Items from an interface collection
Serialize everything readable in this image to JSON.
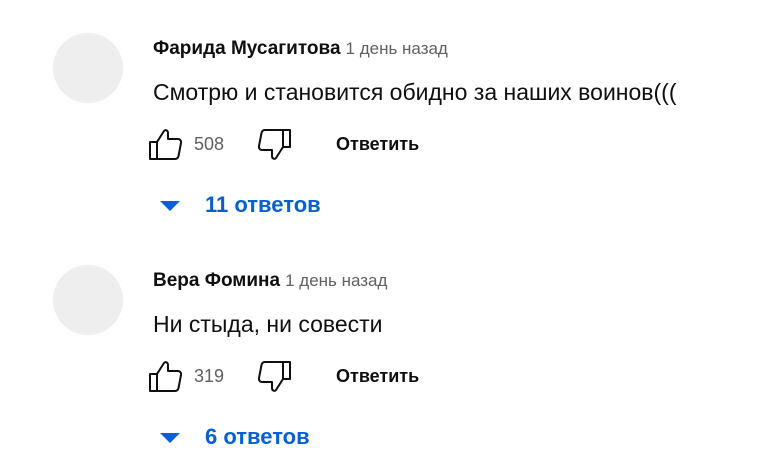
{
  "comments": [
    {
      "author": "Фарида Мусагитова",
      "time": "1 день назад",
      "text": "Смотрю и становится обидно за наших воинов(((",
      "likes": "508",
      "reply_label": "Ответить",
      "replies_label": "11 ответов"
    },
    {
      "author": "Вера Фомина",
      "time": "1 день назад",
      "text": "Ни стыда, ни совести",
      "likes": "319",
      "reply_label": "Ответить",
      "replies_label": "6 ответов"
    }
  ],
  "icons": {
    "like": "thumbs-up-icon",
    "dislike": "thumbs-down-icon",
    "expand": "caret-down-icon"
  },
  "colors": {
    "link": "#065fd4",
    "text": "#0f0f0f",
    "secondary": "#606060",
    "avatar": "#eeeeee"
  }
}
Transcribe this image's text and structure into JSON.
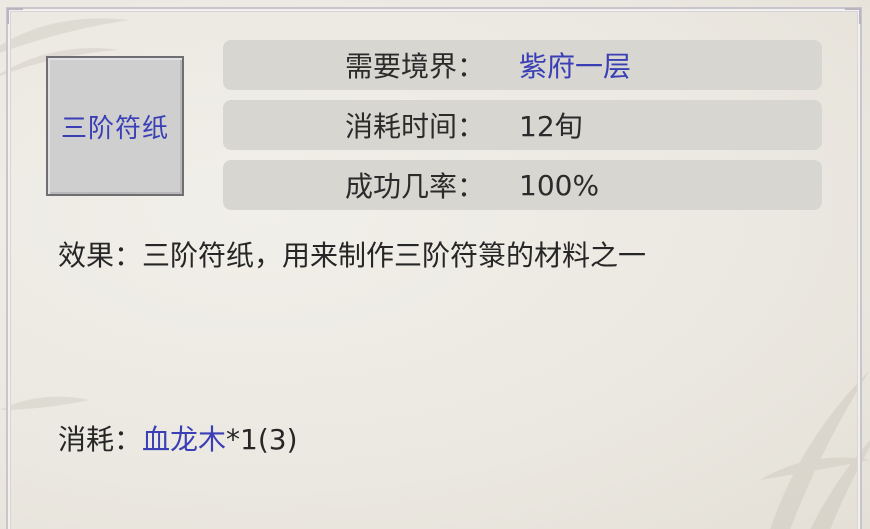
{
  "item": {
    "name": "三阶符纸"
  },
  "info": [
    {
      "label": "需要境界：",
      "value": "紫府一层",
      "value_color": "#3a3fb5"
    },
    {
      "label": "消耗时间：",
      "value": "12旬"
    },
    {
      "label": "成功几率：",
      "value": "100%"
    }
  ],
  "effect": {
    "label": "效果：",
    "text": "三阶符纸，用来制作三阶符箓的材料之一"
  },
  "cost": {
    "label": "消耗：",
    "material": "血龙木",
    "quantity": "*1(3)"
  },
  "colors": {
    "link": "#3a3fb5",
    "row_bg": "#d8d6d1",
    "panel_bg": "#ebe8e1"
  }
}
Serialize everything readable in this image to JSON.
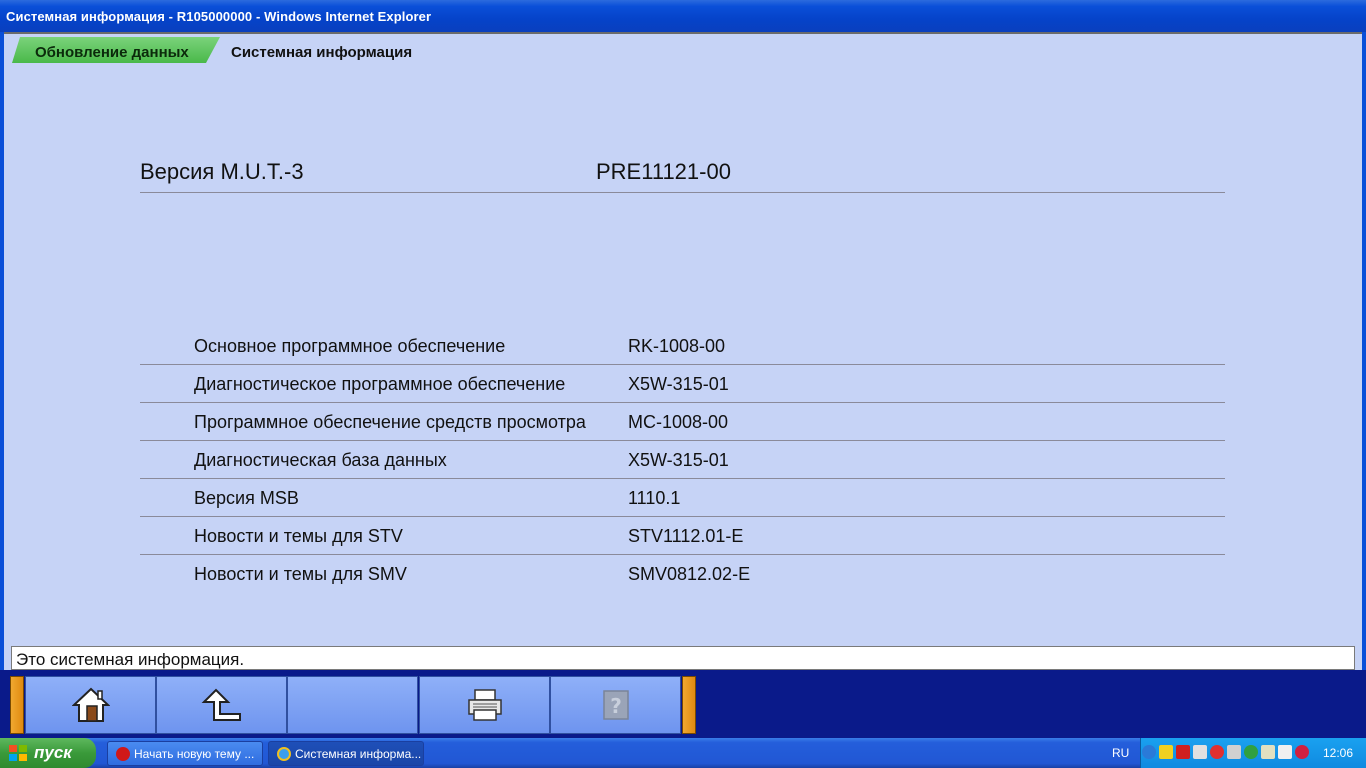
{
  "window": {
    "title": "Системная информация - R105000000 - Windows Internet Explorer"
  },
  "tabs": [
    {
      "label": "Обновление данных"
    },
    {
      "label": "Системная информация"
    }
  ],
  "version": {
    "label": "Версия M.U.T.-3",
    "value": "PRE11121-00"
  },
  "rows": [
    {
      "label": "Основное программное обеспечение",
      "value": "RK-1008-00"
    },
    {
      "label": "Диагностическое программное обеспечение",
      "value": "X5W-315-01"
    },
    {
      "label": "Программное обеспечение средств просмотра",
      "value": "MC-1008-00"
    },
    {
      "label": "Диагностическая база данных",
      "value": "X5W-315-01"
    },
    {
      "label": "Версия MSB",
      "value": "1110.1"
    },
    {
      "label": "Новости и темы для STV",
      "value": "STV1112.01-E"
    },
    {
      "label": "Новости и темы для SMV",
      "value": "SMV0812.02-E"
    }
  ],
  "status": {
    "message": "Это системная информация."
  },
  "toolbar": {
    "buttons": [
      {
        "icon": "home-icon"
      },
      {
        "icon": "back-arrow-icon"
      },
      {
        "icon": ""
      },
      {
        "icon": "printer-icon"
      },
      {
        "icon": "help-icon"
      }
    ]
  },
  "taskbar": {
    "start_label": "пуск",
    "tasks": [
      {
        "label": "Начать новую тему ...",
        "icon": "opera-icon"
      },
      {
        "label": "Системная информа...",
        "icon": "ie-icon"
      }
    ],
    "language": "RU",
    "clock": "12:06"
  },
  "colors": {
    "client_bg": "#c6d3f6",
    "tab_active": "#49b94a",
    "toolbar_bg": "#0a1a8a",
    "toolbar_button": "#7a9ef2",
    "accent_orange": "#f0a830"
  }
}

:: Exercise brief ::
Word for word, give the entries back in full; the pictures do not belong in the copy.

:: Answer section ::
Serialize everything readable in this image to JSON.
{
  "comments": [
    {
      "author": "Фарида Мусагитова",
      "time": "1 день назад",
      "text": "Смотрю и становится обидно за наших воинов(((",
      "likes": "508",
      "reply_label": "Ответить",
      "replies_label": "11 ответов"
    },
    {
      "author": "Вера Фомина",
      "time": "1 день назад",
      "text": "Ни стыда, ни совести",
      "likes": "319",
      "reply_label": "Ответить",
      "replies_label": "6 ответов"
    }
  ],
  "icons": {
    "like": "thumbs-up-icon",
    "dislike": "thumbs-down-icon",
    "expand": "caret-down-icon"
  },
  "colors": {
    "link": "#065fd4",
    "text": "#0f0f0f",
    "secondary": "#606060",
    "avatar": "#eeeeee"
  }
}
Transcribe this image's text and structure into JSON.
{
  "item": {
    "name": "三阶符纸"
  },
  "info": [
    {
      "label": "需要境界：",
      "value": "紫府一层",
      "value_color": "#3a3fb5"
    },
    {
      "label": "消耗时间：",
      "value": "12旬"
    },
    {
      "label": "成功几率：",
      "value": "100%"
    }
  ],
  "effect": {
    "label": "效果：",
    "text": "三阶符纸，用来制作三阶符箓的材料之一"
  },
  "cost": {
    "label": "消耗：",
    "material": "血龙木",
    "quantity": "*1(3)"
  },
  "colors": {
    "link": "#3a3fb5",
    "row_bg": "#d8d6d1",
    "panel_bg": "#ebe8e1"
  }
}
Serialize everything readable in this image to JSON.
{
  "window": {
    "title": "Системная информация - R105000000 - Windows Internet Explorer"
  },
  "tabs": [
    {
      "label": "Обновление данных"
    },
    {
      "label": "Системная информация"
    }
  ],
  "version": {
    "label": "Версия M.U.T.-3",
    "value": "PRE11121-00"
  },
  "rows": [
    {
      "label": "Основное программное обеспечение",
      "value": "RK-1008-00"
    },
    {
      "label": "Диагностическое программное обеспечение",
      "value": "X5W-315-01"
    },
    {
      "label": "Программное обеспечение средств просмотра",
      "value": "MC-1008-00"
    },
    {
      "label": "Диагностическая база данных",
      "value": "X5W-315-01"
    },
    {
      "label": "Версия MSB",
      "value": "1110.1"
    },
    {
      "label": "Новости и темы для STV",
      "value": "STV1112.01-E"
    },
    {
      "label": "Новости и темы для SMV",
      "value": "SMV0812.02-E"
    }
  ],
  "status": {
    "message": "Это системная информация."
  },
  "toolbar": {
    "buttons": [
      {
        "icon": "home-icon"
      },
      {
        "icon": "back-arrow-icon"
      },
      {
        "icon": ""
      },
      {
        "icon": "printer-icon"
      },
      {
        "icon": "help-icon"
      }
    ]
  },
  "taskbar": {
    "start_label": "пуск",
    "tasks": [
      {
        "label": "Начать новую тему ...",
        "icon": "opera-icon"
      },
      {
        "label": "Системная информа...",
        "icon": "ie-icon"
      }
    ],
    "language": "RU",
    "clock": "12:06"
  },
  "colors": {
    "client_bg": "#c6d3f6",
    "tab_active": "#49b94a",
    "toolbar_bg": "#0a1a8a",
    "toolbar_button": "#7a9ef2",
    "accent_orange": "#f0a830"
  }
}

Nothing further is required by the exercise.